How to complete this task:
When you copy the entries, keep every word exactly as it is and drop the images.
───── The records
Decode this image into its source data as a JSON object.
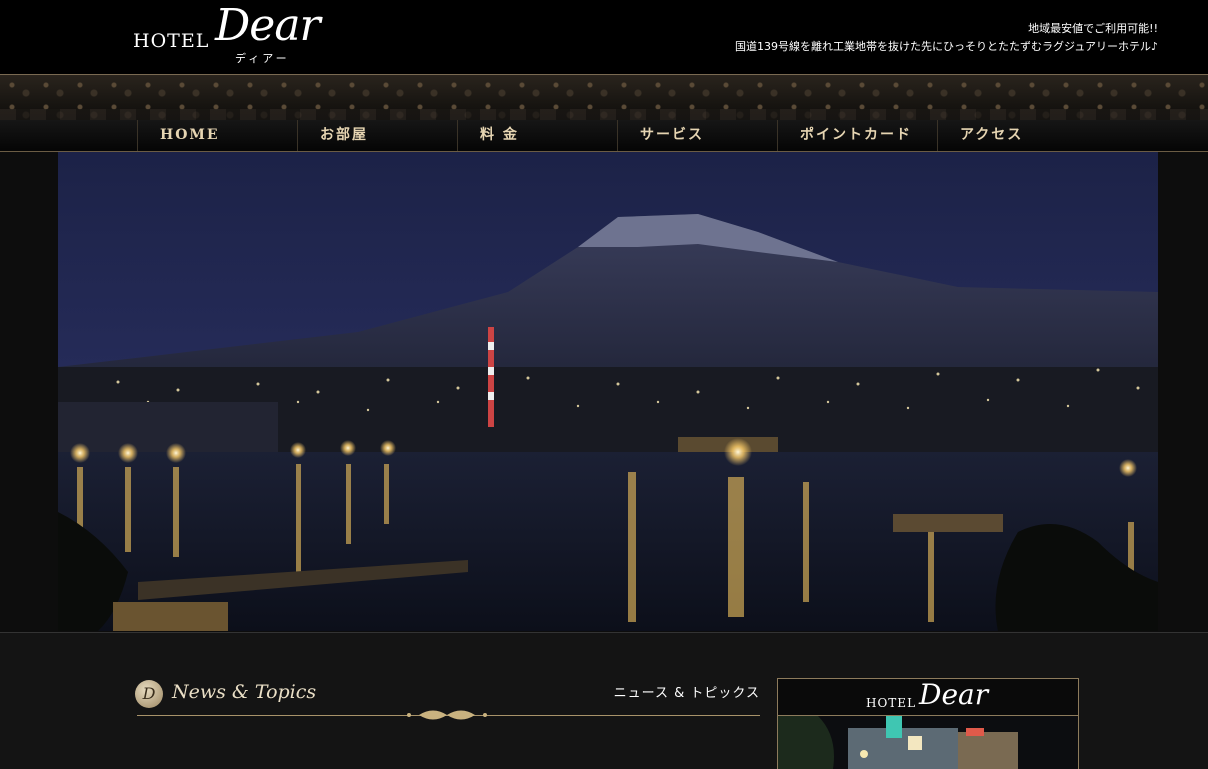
{
  "header": {
    "logo_hotel": "HOTEL",
    "logo_dear": "Dear",
    "logo_kana": "ディアー",
    "tagline_line1": "地域最安値でご利用可能!!",
    "tagline_line2": "国道139号線を離れ工業地帯を抜けた先にひっそりとたたずむラグジュアリーホテル♪"
  },
  "nav": {
    "items": [
      {
        "label": "HOME"
      },
      {
        "label": "お部屋"
      },
      {
        "label": "料 金"
      },
      {
        "label": "サービス"
      },
      {
        "label": "ポイントカード"
      },
      {
        "label": "アクセス"
      }
    ]
  },
  "news": {
    "badge": "D",
    "title": "News & Topics",
    "title_kana": "ニュース & トピックス"
  },
  "side": {
    "hotel": "HOTEL",
    "dear": "Dear"
  },
  "colors": {
    "background": "#141414",
    "gold": "#a8936a",
    "nav_text": "#e6d5b2"
  }
}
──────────
Problem solution:
Decode this image into its source data as a JSON object.
{
  "header": {
    "logo_hotel": "HOTEL",
    "logo_dear": "Dear",
    "logo_kana": "ディアー",
    "tagline_line1": "地域最安値でご利用可能!!",
    "tagline_line2": "国道139号線を離れ工業地帯を抜けた先にひっそりとたたずむラグジュアリーホテル♪"
  },
  "nav": {
    "items": [
      {
        "label": "HOME"
      },
      {
        "label": "お部屋"
      },
      {
        "label": "料 金"
      },
      {
        "label": "サービス"
      },
      {
        "label": "ポイントカード"
      },
      {
        "label": "アクセス"
      }
    ]
  },
  "news": {
    "badge": "D",
    "title": "News & Topics",
    "title_kana": "ニュース & トピックス"
  },
  "side": {
    "hotel": "HOTEL",
    "dear": "Dear"
  },
  "colors": {
    "background": "#141414",
    "gold": "#a8936a",
    "nav_text": "#e6d5b2"
  }
}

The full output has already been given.